[Data items]
■ ■ ■ ■ ■

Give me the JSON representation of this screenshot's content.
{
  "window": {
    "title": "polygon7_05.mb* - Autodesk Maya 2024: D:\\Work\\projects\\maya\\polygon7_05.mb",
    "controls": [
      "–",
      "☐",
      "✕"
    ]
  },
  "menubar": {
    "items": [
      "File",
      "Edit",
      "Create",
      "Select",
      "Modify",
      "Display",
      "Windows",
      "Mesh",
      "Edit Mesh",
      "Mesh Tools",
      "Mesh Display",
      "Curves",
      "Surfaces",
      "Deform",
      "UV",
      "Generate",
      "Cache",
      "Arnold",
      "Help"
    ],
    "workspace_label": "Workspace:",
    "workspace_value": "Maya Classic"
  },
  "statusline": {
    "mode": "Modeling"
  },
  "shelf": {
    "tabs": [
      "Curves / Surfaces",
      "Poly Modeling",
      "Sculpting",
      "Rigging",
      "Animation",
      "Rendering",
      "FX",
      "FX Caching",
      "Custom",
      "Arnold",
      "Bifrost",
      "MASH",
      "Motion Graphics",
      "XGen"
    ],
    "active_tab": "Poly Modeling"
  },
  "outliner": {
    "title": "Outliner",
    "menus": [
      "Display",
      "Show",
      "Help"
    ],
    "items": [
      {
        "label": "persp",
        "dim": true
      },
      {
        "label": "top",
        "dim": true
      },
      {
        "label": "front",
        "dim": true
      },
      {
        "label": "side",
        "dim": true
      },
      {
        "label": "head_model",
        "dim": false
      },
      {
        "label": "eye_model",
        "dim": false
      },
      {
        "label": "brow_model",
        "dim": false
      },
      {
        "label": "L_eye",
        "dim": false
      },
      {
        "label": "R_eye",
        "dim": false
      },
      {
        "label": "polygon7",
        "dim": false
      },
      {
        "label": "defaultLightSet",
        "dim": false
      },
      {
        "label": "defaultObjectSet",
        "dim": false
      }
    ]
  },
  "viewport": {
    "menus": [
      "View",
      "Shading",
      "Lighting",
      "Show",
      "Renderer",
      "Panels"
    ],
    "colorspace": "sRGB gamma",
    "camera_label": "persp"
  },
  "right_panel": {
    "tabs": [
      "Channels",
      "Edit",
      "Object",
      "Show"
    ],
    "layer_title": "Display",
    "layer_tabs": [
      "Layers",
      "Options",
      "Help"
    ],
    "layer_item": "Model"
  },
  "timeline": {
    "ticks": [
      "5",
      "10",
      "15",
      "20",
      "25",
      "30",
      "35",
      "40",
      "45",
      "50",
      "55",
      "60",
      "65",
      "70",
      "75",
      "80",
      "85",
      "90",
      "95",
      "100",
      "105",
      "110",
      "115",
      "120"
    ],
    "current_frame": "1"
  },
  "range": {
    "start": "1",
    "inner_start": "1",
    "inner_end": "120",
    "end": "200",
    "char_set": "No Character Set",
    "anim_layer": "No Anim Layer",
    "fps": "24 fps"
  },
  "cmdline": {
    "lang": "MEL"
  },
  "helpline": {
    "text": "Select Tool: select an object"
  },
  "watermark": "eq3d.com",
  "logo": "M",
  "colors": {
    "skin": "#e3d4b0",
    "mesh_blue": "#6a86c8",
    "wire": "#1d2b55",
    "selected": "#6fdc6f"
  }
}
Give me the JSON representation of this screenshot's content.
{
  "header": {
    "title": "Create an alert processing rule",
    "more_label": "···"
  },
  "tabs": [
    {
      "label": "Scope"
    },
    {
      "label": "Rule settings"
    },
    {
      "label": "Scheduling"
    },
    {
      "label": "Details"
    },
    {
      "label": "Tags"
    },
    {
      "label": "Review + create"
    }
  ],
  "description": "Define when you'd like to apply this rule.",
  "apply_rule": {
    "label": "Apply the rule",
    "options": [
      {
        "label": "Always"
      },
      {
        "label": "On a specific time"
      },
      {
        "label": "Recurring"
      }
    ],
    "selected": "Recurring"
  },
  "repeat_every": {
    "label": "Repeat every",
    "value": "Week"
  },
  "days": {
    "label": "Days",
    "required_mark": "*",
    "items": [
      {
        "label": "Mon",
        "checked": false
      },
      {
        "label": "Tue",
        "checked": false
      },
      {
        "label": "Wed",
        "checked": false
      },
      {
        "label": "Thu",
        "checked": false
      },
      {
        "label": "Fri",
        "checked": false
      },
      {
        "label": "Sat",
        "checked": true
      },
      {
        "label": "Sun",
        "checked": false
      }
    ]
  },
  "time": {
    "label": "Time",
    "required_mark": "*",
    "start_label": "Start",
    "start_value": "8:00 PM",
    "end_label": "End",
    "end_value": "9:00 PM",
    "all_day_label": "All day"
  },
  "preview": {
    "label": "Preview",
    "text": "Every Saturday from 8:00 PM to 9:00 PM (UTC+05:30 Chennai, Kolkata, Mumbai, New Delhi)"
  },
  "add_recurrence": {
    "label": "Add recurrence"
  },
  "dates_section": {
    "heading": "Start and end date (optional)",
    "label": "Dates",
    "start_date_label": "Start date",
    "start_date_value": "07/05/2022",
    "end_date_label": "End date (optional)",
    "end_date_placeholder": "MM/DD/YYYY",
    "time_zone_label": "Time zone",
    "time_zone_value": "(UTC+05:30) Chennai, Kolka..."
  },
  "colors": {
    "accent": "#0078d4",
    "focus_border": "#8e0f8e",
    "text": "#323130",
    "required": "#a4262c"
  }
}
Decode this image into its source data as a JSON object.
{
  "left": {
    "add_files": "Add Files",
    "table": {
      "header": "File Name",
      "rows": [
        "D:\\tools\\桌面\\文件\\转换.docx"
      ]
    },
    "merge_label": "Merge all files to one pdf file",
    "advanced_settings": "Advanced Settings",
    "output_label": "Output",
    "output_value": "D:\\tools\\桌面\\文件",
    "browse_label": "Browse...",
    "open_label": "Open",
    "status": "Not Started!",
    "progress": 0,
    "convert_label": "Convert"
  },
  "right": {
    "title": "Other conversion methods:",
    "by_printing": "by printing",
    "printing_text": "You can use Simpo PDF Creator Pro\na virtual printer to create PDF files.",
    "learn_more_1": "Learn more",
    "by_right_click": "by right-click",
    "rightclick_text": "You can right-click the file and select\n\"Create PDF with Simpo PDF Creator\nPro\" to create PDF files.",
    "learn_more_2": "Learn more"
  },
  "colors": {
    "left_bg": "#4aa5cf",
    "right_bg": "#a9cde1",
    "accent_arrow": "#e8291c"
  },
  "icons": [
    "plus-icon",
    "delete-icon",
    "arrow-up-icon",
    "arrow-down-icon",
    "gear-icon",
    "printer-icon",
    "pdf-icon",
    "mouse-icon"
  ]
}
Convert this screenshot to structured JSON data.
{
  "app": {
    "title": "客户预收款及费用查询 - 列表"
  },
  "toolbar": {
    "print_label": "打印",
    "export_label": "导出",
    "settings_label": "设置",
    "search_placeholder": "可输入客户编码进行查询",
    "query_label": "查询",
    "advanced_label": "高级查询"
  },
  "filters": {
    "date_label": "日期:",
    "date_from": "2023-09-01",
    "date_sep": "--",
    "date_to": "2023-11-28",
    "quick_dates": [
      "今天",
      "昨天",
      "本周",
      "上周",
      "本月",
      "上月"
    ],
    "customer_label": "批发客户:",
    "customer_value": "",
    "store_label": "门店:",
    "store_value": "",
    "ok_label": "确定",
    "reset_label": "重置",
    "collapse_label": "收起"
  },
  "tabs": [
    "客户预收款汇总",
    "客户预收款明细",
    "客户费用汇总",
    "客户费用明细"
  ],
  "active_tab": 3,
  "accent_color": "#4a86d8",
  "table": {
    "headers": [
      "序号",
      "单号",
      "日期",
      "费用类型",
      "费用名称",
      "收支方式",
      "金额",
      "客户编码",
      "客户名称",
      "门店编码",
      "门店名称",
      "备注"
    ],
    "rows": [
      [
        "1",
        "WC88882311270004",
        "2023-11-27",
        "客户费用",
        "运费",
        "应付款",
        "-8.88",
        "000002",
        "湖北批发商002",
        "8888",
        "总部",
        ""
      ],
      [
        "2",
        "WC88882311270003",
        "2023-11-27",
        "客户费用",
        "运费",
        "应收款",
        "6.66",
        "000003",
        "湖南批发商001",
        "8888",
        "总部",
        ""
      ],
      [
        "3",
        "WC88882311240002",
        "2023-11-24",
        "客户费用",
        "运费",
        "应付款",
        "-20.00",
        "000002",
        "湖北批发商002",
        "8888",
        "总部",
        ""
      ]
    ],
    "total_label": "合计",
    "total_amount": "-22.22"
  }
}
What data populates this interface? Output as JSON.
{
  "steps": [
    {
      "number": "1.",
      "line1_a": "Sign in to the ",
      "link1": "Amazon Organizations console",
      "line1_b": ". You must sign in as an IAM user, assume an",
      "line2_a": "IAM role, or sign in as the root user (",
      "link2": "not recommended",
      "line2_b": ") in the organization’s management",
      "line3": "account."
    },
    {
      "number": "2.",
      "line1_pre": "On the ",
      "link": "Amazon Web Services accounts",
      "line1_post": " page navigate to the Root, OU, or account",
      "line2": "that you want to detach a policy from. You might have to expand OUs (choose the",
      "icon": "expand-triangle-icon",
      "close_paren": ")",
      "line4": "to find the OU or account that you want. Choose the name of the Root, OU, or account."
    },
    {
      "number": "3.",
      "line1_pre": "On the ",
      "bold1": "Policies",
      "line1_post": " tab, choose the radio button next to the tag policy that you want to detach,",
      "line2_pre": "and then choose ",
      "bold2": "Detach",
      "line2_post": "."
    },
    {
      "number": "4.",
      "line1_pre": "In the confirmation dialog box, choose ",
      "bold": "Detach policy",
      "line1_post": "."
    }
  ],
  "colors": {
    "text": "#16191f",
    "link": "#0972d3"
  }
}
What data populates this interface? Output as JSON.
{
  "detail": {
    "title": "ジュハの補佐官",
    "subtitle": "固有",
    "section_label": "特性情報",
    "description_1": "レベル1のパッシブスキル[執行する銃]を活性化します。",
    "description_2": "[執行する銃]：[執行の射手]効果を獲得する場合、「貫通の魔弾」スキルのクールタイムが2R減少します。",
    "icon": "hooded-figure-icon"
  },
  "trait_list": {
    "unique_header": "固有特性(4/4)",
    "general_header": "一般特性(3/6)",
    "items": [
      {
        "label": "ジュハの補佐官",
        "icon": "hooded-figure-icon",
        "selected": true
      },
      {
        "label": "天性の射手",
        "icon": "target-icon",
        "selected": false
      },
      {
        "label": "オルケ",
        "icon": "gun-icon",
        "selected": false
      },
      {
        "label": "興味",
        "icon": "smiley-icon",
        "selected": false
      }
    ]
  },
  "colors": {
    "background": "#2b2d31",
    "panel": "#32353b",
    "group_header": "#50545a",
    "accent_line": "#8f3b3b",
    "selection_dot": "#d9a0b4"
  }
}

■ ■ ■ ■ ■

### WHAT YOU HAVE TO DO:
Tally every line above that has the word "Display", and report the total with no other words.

### YOUR SOLUTION:
4